Have mercy! mercy!

RIBERA.
Yes, I will have mercy--
The mercy of the tiger or the wolf,
Athirst for blood.


MARIA
(terror-struck, rises upon her knees in an
attitude of supplication. RIBERA averts his face).

Oh, father, kill me not!
Turn not away--I am not changed for thee!
In God's name, look at me--thy child, thine own!
Spare me, oh, spare me, till I win of Heaven
Some sign of promise! I am lost forever
If I die now.


RIBERA
(looks at her in silence, then pushing her
from him laughs bitterly).

Nay, have no fear of me.
I would not do thee that much grace to ease thee
Of the gross burden of the flesh. Behold,
Thou shalt be cursed with weary length of days;
And when thou seek'st to purge thy guilty heart,
Thou shalt find there a sin no prayer may shrive--
The murder of thy father. To all dreams
That haunt thee of past anguish, shall be added
The vision of this horror!


(He draws from his girdle a dagger and stabs himself to the heart; he falls and dies, and MARIA flings herself, swooning upon his body.)


(THE END)
Emma Lazarus's Play: Spagnoletto

If you like this book please share to your friends :
NEXT BOOKS

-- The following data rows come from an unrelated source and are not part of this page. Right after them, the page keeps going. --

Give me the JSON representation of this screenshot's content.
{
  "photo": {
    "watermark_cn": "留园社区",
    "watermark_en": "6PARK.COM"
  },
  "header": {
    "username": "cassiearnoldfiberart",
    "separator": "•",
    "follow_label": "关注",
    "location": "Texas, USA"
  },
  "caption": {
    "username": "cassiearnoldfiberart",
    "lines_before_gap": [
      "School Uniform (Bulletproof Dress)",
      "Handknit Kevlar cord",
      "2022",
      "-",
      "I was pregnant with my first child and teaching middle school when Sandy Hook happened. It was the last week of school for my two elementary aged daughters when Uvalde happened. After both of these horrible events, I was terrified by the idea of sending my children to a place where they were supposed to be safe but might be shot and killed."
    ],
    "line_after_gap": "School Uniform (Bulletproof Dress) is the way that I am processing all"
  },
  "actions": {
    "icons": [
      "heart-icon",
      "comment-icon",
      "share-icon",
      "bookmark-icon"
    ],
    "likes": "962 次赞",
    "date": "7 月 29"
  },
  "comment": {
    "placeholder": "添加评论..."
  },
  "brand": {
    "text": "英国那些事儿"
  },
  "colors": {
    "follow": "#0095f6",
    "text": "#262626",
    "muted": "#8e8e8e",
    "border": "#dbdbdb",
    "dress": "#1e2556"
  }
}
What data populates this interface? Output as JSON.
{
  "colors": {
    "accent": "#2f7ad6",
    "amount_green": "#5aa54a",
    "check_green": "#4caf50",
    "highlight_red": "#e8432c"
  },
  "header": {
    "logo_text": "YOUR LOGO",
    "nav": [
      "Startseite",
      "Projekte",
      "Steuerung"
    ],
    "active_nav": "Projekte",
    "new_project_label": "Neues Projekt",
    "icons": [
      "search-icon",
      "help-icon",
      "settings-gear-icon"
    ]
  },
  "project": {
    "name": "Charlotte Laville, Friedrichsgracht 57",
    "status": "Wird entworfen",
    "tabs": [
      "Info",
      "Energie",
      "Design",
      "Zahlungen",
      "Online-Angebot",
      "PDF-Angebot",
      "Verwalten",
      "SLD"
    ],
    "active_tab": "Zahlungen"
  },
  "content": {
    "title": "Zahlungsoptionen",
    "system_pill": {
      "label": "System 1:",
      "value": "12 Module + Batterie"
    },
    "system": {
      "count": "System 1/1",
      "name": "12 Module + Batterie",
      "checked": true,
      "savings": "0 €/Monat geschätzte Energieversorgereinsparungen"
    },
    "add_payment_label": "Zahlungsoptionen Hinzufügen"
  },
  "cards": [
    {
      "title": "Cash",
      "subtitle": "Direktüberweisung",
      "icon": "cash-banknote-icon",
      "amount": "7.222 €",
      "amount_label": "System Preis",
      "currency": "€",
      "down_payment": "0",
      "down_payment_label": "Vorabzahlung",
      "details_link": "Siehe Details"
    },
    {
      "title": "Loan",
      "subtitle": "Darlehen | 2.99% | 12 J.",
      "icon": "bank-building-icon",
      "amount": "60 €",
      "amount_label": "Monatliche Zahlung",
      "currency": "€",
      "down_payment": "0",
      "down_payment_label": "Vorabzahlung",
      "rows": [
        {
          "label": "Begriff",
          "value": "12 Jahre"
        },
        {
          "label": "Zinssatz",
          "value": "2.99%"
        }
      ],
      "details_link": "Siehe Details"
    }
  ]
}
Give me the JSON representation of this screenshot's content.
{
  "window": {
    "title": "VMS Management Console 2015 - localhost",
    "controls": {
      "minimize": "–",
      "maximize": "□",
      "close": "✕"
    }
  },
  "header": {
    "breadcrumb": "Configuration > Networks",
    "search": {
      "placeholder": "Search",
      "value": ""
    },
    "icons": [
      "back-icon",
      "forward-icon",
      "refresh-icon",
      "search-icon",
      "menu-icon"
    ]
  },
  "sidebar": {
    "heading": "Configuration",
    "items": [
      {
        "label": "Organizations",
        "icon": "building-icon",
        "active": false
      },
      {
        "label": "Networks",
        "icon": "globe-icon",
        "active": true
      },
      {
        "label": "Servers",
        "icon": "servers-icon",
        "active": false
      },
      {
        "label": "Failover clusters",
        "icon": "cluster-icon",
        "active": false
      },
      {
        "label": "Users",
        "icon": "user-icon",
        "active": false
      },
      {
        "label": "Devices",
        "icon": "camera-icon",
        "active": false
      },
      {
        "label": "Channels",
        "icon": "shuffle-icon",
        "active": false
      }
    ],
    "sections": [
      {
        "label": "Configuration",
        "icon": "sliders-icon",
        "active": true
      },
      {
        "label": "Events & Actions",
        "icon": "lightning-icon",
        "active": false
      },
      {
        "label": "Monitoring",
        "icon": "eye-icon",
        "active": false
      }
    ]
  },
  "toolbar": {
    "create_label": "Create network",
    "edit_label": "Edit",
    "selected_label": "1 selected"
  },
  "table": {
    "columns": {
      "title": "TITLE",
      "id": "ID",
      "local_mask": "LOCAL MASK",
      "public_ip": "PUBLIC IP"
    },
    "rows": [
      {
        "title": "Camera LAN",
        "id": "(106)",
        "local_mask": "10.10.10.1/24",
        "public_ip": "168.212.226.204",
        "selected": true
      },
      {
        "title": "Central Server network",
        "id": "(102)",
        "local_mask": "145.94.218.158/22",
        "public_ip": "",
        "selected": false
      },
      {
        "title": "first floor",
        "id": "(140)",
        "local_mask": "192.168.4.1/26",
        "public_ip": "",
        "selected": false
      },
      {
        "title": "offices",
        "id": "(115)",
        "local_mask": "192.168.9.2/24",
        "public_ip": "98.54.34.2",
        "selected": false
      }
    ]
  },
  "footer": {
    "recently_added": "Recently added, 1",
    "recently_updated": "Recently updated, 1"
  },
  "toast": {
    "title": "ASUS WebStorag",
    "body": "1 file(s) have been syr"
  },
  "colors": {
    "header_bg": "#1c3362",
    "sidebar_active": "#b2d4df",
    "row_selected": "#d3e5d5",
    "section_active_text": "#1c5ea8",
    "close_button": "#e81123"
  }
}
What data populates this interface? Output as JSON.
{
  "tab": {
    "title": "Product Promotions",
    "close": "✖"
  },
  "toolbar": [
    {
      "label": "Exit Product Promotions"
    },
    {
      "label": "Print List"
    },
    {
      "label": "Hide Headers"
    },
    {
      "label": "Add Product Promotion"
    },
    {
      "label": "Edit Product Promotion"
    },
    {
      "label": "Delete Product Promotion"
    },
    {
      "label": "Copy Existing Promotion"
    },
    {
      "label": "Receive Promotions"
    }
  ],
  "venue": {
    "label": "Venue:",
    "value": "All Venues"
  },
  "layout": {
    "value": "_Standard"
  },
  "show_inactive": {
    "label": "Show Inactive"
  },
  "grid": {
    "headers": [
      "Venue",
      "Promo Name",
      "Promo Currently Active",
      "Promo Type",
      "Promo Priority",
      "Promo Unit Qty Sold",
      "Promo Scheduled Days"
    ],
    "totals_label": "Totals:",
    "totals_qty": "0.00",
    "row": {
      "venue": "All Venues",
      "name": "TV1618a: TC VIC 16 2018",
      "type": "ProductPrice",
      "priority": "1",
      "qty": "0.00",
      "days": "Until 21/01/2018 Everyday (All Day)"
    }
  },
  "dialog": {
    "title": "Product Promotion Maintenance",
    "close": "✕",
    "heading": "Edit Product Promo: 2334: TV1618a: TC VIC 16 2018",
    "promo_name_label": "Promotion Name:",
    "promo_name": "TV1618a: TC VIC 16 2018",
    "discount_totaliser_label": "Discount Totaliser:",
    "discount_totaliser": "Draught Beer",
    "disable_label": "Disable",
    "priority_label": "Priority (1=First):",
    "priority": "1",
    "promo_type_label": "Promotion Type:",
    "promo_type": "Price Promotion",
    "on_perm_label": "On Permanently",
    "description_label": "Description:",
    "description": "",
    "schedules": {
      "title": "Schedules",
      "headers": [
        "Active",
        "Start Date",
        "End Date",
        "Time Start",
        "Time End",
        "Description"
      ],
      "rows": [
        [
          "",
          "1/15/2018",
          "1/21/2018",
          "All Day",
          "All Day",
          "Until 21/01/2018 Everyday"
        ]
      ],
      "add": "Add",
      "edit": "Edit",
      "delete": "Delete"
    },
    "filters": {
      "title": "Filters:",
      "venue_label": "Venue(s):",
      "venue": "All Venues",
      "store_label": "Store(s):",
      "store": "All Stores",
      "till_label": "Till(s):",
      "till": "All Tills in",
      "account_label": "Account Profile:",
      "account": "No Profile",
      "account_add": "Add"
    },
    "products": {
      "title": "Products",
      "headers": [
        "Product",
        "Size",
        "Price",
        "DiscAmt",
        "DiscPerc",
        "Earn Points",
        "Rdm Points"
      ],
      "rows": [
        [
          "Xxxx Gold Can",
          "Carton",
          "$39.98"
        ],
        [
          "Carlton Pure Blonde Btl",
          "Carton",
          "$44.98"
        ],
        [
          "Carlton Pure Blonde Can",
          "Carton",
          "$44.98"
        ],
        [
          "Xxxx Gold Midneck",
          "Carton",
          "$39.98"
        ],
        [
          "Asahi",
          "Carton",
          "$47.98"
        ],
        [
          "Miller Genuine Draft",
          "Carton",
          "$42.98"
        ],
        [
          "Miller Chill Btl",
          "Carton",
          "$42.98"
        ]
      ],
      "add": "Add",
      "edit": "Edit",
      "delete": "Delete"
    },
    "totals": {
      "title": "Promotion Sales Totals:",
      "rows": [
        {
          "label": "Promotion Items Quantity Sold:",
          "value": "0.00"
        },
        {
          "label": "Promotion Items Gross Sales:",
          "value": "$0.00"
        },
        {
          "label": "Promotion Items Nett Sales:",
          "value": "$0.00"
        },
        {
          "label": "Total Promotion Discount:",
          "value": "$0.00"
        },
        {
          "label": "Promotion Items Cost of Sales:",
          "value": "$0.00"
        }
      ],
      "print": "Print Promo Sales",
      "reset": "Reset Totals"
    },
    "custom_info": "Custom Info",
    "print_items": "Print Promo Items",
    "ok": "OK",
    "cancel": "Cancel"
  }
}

The Dance To Death - Act 2 The Dance To Death - Act 2

The Dance To Death - Act 2
ACT IIAt Eisenach.SCENE I. (A Room in the LANDGRAVE'S Palace.FREDERICK THE GRAVE and HENRY SCHNETZEN.)LANDGRAVE. Who tells thee of my son's love for the Jewess?SCHNETZEN. Who tells me? Ask the Judengasse walls, The garrulous stones publish Prince William's visits To his fair mistress.LANDGRAVE. Mistress? Ah, such sins The Provost of St. George's will remit For half a
PREVIOUS BOOKS

The Spagnoletto - Act 4 The Spagnoletto - Act 4

The Spagnoletto - Act 4
ACT IVSCENE I.(Night. RIBERA'S bedroom. RIBERA discovered in his dressing-gown, seated reading beside a table, with a light upon it. Enter from an open door at the back of the stage, MARIA. She stands irresolute for a moment on the threshold behind her father, watching him, passes her hand rapidly over her brow and eyes, and then knocks.) MARIA. May I come in, dear father?RIBERA (putting down his book and looking at her affectionately). Child, you ask? MARIA (advancing).You study late. I came to bid good-night.RIBERA. Poor child, thou must be weary. Thou art paleStill from thy
NEXT 10 BOOKS | PREVIOUS 10 BOOKS | RANDOM 10 BOOKS
LEAVE A COMMENT